Strong Start To Protecting Key Alaska Habitat

Interior announces a final plan for managing the National Petroleum Reserve-Alaska.

This page was published 11 years ago. Find the latest on Earthjustice’s work.

Secretary of the Interior Ken Salazar recently announced a final plan for managing the National Petroleum Reserve-Alaska, a vast and wild area in northwestern Alaska that provides vital habitat for caribou, countless shorebirds, waterfowl, bears, wolves and wolverines, among others.

The plan is the first that covers the entire reserve, and it is a major step forward for protective management of the western Arctic.

Under provisions of the plan, key habitat areas such as these are protected:

Teshekpuk Lake, a wetlands area critical for migratory birds from around the world.

The Utukok River uplands, which provide core caribou calving, insect-relief, and migration habitat for Alaska’s largest caribou herd.

Coastal areas, which benefit polar bears, walrus, beluga whales and other marine mammals.

These positive conservation measures are a strong start to ensuring that wildlife and subsistence values in the reserve receive permanent protection.
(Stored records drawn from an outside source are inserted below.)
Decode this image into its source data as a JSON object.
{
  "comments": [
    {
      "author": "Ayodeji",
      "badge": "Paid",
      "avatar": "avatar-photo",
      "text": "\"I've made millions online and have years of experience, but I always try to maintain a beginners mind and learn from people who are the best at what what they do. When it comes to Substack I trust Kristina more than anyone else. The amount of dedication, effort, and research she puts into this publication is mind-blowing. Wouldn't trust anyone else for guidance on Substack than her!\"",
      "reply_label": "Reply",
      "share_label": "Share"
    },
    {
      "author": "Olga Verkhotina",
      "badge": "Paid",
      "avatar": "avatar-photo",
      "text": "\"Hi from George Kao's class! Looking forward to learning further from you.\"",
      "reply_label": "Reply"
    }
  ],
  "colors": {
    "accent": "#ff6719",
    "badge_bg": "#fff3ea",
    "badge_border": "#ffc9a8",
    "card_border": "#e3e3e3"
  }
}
We commend the secretary for this significant forward progress, and we urge the secretary to adopt the plan next month.

Earthjustice, along with other conservation groups, looks forward to continuing to work with the agency to ensure protection for key habitat areas such as Kasegaluk Lagoon and Peard Bay that are not fully addressed in this plan.

Caribou along the southeast courner of the Teshekpuk Lake in 2006. (© Subhankar Banerjee)

The waters off the Arctic—especially the Chukchi and Beaufort Seas—host a rich variety of marine life,
such as beluga whales. Belugas are social animals that often migrate, hunt and interact with each other in groups ranging from ten to several hundred. (© Florian Schulz / visionsofthewild)

Kari Birdseye worked at Earthjustice from 2011–2016, as a national press secretary and on advocacy campaigns protecting our health and the environment from the impacts of pesticides and toxic chemicals.

Opened in 1978, our Alaska regional office works to safeguard public lands, waters, and wildlife from destructive oil and gas drilling, mining, and logging, and to protect the region's marine and coastal ecosystems.